How to answer “Why this college?” supplemental essays
“Why this college?” seems like a simple question, but it usually proves to be the most difficult of supplemental essays for students.
Everyone’s natural inclination is to regurgitate facts about the school. Students tend to write sentences that have little insight, such as, “You have a gorgeous campus” or “I love that you are located in the city.” Admissions counselors aren’t interested in learning about their school—they already know all about it.
The key to answering this question effectively is to prove your interest in the college.
The key to answering this question effectively is to prove your interest in the college. That means taking what you’ve done in the past and applying it to the future in a specific way that indicates you’ve done your research. Your point could be as simple as, “I want to build on my passion for engineering at UCLA, and I would relish the opportunity to work with professor John Smith because of his groundbreaking research in the field.” Or you could write, “I was heavily involved in Fremd’s student council, serving as secretary my junior year. Part of my interest in Kenyon College stems from the school’s robust student government.” You get the idea.
I recommend starting most sentences with “I” clauses. For example: “I was a four-year starter in softball at Glenbard West, and one of my goals is to continue playing at DePauw because it has such a noted program.” There’s a caveat, though: Don’t overdo the starting-sentences-with-an-“I” approach. You want to vary the structure of your sentences so that the essay reads with zest. Mainly, your goal simply should be to write in an action-oriented manner that utilizes positive language.

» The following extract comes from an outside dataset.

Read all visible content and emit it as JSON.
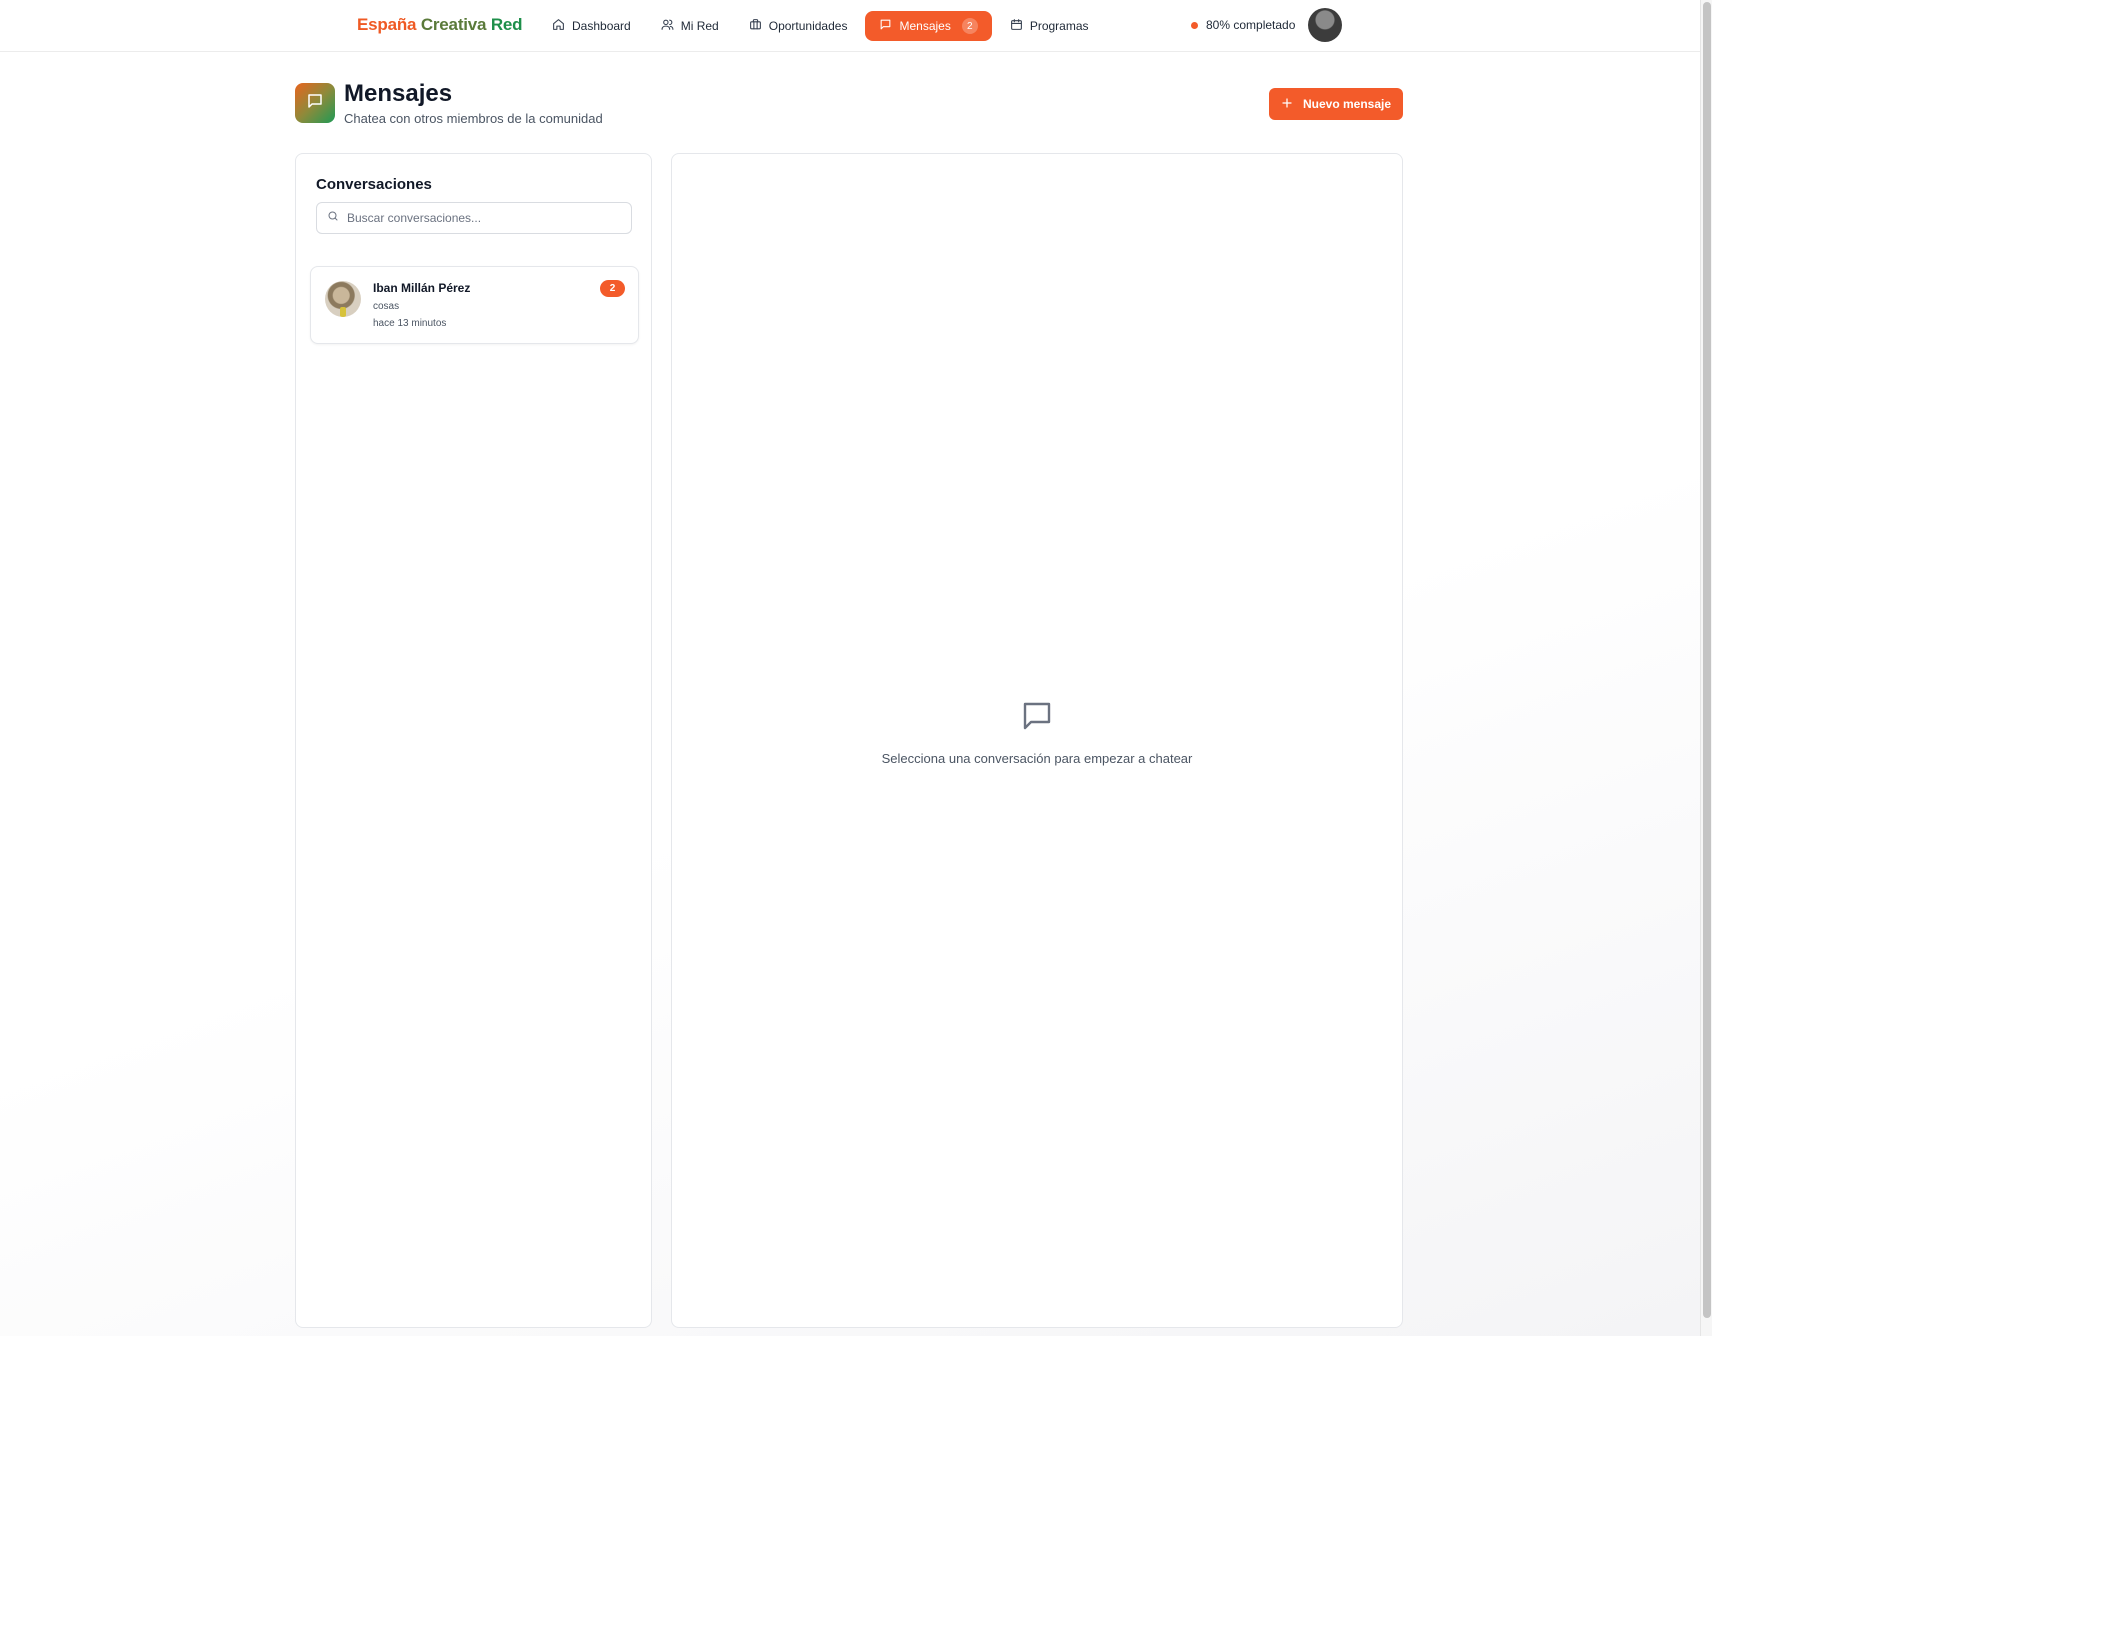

More than anything, specificity separates the excellent from the mediocre essays.
At Partners for Achievement, we have a guide, “School of Choice Research Organizer,” (now titled the Confident College Choice Worksheet) which helps our students drill down to specific achievements and goals that can be matched to particular colleges. More than anything, specificity separates the excellent from the mediocre essays. Our guide takes kids through a series of pointed questions, such as, “What classes would you have taken if you had been a college freshman this year?” or “What are two extracurricular activities that you want to be part of in college?”
The “Why this college?” supplemental essay is often poorly executed, and that provides you with a golden opportunity. If you can nail this one, it will be a differentiator, something that will really set you apart from other applicants.
Kendall Hayes is a college counselor at Partners For Achievement. Read more about Hayes and the rest of the Partners For Achievement team.